The industry catches and processes enough seafood each year to feed everybody in the world at least one serving of Alaska seafood, or one serving for every American for more than a month, the economists said.

In 2016, Alaska seafood was sold in 105 countries. Export markets typically account for about two-thirds of sales value, while the domestic market buys the remaining one-third, the report said.

The complete report is online at

New Food for Fish Farms is Fly Larvae

AgriProtein, a South African firm that recently moved its headquarters to London, has won the BBC Food Chain Global Championship for MagMeal, a protein substitute for fishmeal used widely in aquaculture, agriculture and pet food. The product is produced from black soldier flies fed on food waste.
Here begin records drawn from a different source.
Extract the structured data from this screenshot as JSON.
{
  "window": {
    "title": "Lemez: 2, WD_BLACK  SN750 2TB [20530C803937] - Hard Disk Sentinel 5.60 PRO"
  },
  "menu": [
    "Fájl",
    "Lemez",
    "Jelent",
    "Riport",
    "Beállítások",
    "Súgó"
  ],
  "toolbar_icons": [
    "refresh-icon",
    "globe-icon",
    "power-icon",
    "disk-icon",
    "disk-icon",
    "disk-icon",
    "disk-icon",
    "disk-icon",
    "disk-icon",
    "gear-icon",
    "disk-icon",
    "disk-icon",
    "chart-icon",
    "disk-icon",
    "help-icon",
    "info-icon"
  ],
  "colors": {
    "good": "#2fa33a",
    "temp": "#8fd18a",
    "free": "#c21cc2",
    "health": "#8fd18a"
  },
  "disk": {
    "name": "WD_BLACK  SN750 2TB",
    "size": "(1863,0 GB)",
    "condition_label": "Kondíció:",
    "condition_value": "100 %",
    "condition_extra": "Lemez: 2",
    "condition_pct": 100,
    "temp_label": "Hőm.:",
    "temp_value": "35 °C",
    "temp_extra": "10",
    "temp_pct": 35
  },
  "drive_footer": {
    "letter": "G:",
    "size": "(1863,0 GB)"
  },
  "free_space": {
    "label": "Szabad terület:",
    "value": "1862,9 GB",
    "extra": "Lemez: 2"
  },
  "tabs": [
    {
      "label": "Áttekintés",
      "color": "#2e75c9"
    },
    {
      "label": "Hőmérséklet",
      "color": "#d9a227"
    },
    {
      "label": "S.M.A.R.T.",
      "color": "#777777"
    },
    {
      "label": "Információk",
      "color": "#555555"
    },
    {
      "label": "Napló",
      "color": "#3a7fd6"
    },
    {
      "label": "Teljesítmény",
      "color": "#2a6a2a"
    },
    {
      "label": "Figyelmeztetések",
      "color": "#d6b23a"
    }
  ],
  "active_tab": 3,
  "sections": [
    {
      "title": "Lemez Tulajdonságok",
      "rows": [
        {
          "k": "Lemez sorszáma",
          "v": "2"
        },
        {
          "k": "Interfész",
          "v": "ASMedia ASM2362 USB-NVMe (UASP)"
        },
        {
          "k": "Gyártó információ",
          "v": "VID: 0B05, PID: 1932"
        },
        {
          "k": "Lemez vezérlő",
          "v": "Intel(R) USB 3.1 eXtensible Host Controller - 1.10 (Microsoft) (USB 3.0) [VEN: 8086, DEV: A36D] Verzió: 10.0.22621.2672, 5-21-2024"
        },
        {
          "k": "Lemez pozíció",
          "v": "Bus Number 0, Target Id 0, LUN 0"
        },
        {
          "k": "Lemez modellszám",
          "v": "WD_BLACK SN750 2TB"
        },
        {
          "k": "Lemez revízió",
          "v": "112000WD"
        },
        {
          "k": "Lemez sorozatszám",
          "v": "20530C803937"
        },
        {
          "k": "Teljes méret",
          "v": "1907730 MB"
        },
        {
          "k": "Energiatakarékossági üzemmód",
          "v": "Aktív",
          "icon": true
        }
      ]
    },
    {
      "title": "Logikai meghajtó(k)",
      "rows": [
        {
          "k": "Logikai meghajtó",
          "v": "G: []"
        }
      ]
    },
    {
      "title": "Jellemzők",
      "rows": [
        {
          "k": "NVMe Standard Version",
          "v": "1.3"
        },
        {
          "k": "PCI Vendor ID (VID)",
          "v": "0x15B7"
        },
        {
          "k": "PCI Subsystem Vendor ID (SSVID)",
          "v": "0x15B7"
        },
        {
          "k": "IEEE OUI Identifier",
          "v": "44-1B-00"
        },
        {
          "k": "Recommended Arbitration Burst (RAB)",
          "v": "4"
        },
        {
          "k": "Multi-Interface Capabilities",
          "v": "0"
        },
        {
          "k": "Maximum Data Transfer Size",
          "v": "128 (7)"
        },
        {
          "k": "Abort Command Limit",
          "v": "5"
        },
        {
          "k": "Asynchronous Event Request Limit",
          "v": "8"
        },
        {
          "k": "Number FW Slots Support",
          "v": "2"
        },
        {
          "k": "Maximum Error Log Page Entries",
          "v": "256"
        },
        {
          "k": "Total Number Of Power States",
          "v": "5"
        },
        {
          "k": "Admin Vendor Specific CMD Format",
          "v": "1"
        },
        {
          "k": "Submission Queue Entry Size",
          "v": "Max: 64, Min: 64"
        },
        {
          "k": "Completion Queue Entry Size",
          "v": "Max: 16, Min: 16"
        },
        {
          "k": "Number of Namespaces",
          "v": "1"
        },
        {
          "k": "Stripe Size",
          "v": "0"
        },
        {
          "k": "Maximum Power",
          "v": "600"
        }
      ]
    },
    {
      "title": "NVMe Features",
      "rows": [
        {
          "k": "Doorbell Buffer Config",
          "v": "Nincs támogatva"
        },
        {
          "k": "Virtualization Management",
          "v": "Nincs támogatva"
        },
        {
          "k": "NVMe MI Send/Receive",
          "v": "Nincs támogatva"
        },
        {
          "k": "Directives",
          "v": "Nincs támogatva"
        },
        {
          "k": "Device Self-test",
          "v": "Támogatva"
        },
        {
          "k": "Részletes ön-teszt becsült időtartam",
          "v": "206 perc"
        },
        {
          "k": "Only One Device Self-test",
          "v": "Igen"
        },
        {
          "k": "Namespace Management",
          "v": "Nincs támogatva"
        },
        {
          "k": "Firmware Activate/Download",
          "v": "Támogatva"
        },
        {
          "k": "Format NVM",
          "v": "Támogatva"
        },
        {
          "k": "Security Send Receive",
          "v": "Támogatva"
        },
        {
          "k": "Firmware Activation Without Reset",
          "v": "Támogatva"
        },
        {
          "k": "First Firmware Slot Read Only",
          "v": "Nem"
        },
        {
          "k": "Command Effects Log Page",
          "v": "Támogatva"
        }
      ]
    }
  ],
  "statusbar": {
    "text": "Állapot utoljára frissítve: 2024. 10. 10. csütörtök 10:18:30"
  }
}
The award, presented in Bristol, England, was announced in late September. “Insect protein is an idea whose time has come and we are now producing it at an industrial scale,” said Jason Drew, co-founder and chief executive officer of Agri-Protein. “By using existing waste to rear fly larvae, we’re reducing the greenhouse gases and pollution caused by organic landfill,” he said.

AgriProtein has fly farm projects under way in several countries, potentially including the United States and Canada, to produce MagMeal for the $100 billion aquafeed market.

The BBC noted in one of its podcasts ( that AgriProtein’s South African farm has the capacity to farm more than nine billion black soldier flies. The maggot offspring of billions of these protein rich flies are churned into sustainable animal feed.

At present, about 10 percent of global fish production goes into fishmeal, and is used mainly in aquaculture, the United Nations Food and Agriculture Organization notes in an online report, The high demand and consequent high prices for fishmeal, together with increasing production pressure on aquaculture, led to research into the development of insect proteins for aquaculture and livestock. Meanwhile, aquaculture is growing and fishmeal declining as a source of feed, because of decreased supplies of industrially caught fish due to tighter quotas, additional controls on unregulated fishing, and greater use of more cost-effective dietary fishmeal substitutes, the FAO report said.

The report identifies black soldier flies as the most promising species for industrial feed production, noting that they are found in abundance and naturally occur around manure piles of large poultry, pigs and cattle, and for this reason are known as latrine larvae.

“They can be used commercially to solve a number of environmental problems associated with manure and other organic waste, such as reducing manure mass, moisture content and offensive odors, while providing high value feedstuff for cattle, pigs, poultry and fish, the report said.

FN Online Advertising